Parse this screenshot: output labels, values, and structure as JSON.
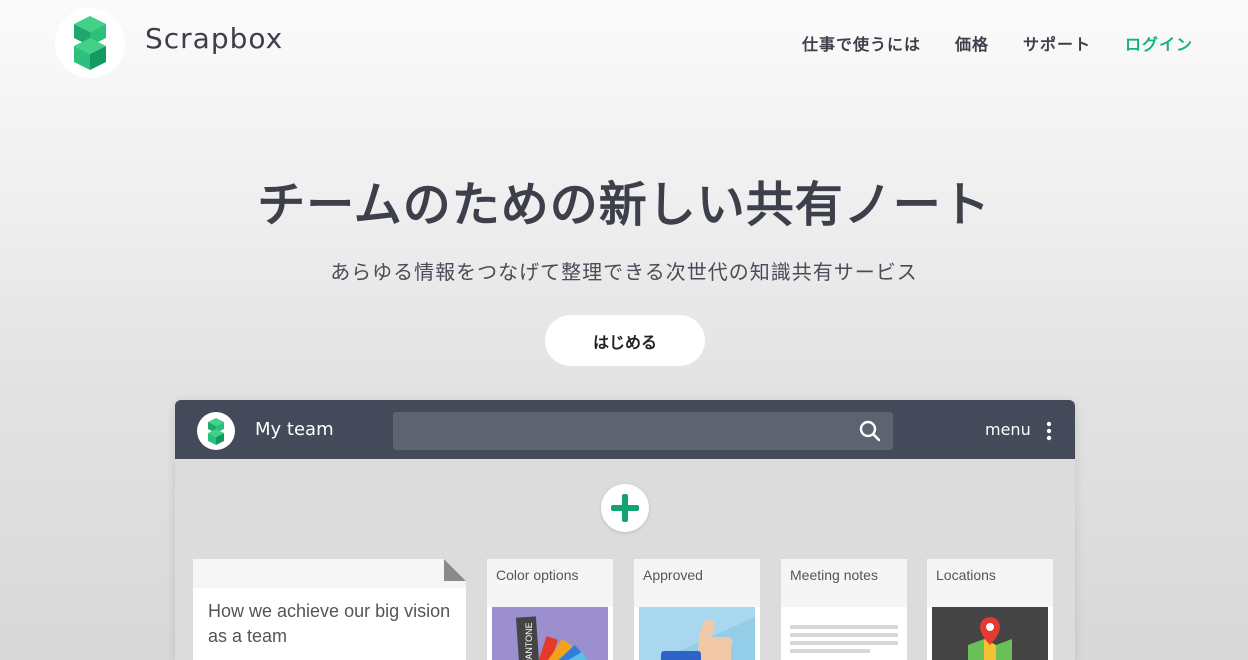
{
  "header": {
    "brand": "Scrapbox",
    "nav": [
      {
        "label": "仕事で使うには"
      },
      {
        "label": "価格"
      },
      {
        "label": "サポート"
      },
      {
        "label": "ログイン"
      }
    ]
  },
  "hero": {
    "title": "チームのための新しい共有ノート",
    "subtitle": "あらゆる情報をつなげて整理できる次世代の知識共有サービス",
    "cta": "はじめる"
  },
  "app": {
    "team_name": "My team",
    "menu_label": "menu",
    "cards": [
      {
        "title": "How we achieve our big vision as a team"
      },
      {
        "title": "Color options",
        "thumb_text": "PANTONE"
      },
      {
        "title": "Approved"
      },
      {
        "title": "Meeting notes"
      },
      {
        "title": "Locations"
      }
    ]
  },
  "colors": {
    "accent": "#16b27b",
    "app_bar": "#444a59",
    "text": "#3d3f4a"
  },
  "icons": [
    "scrapbox-logo-icon",
    "search-icon",
    "more-vertical-icon",
    "plus-icon",
    "map-pin-icon",
    "thumbs-up-icon"
  ]
}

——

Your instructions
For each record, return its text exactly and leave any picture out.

Response box
Parse this screenshot: output labels, values, and structure as JSON.
{
  "header": {
    "brand": "Scrapbox",
    "nav": [
      {
        "label": "仕事で使うには"
      },
      {
        "label": "価格"
      },
      {
        "label": "サポート"
      },
      {
        "label": "ログイン"
      }
    ]
  },
  "hero": {
    "title": "チームのための新しい共有ノート",
    "subtitle": "あらゆる情報をつなげて整理できる次世代の知識共有サービス",
    "cta": "はじめる"
  },
  "app": {
    "team_name": "My team",
    "menu_label": "menu",
    "cards": [
      {
        "title": "How we achieve our big vision as a team"
      },
      {
        "title": "Color options",
        "thumb_text": "PANTONE"
      },
      {
        "title": "Approved"
      },
      {
        "title": "Meeting notes"
      },
      {
        "title": "Locations"
      }
    ]
  },
  "colors": {
    "accent": "#16b27b",
    "app_bar": "#444a59",
    "text": "#3d3f4a"
  },
  "icons": [
    "scrapbox-logo-icon",
    "search-icon",
    "more-vertical-icon",
    "plus-icon",
    "map-pin-icon",
    "thumbs-up-icon"
  ]
}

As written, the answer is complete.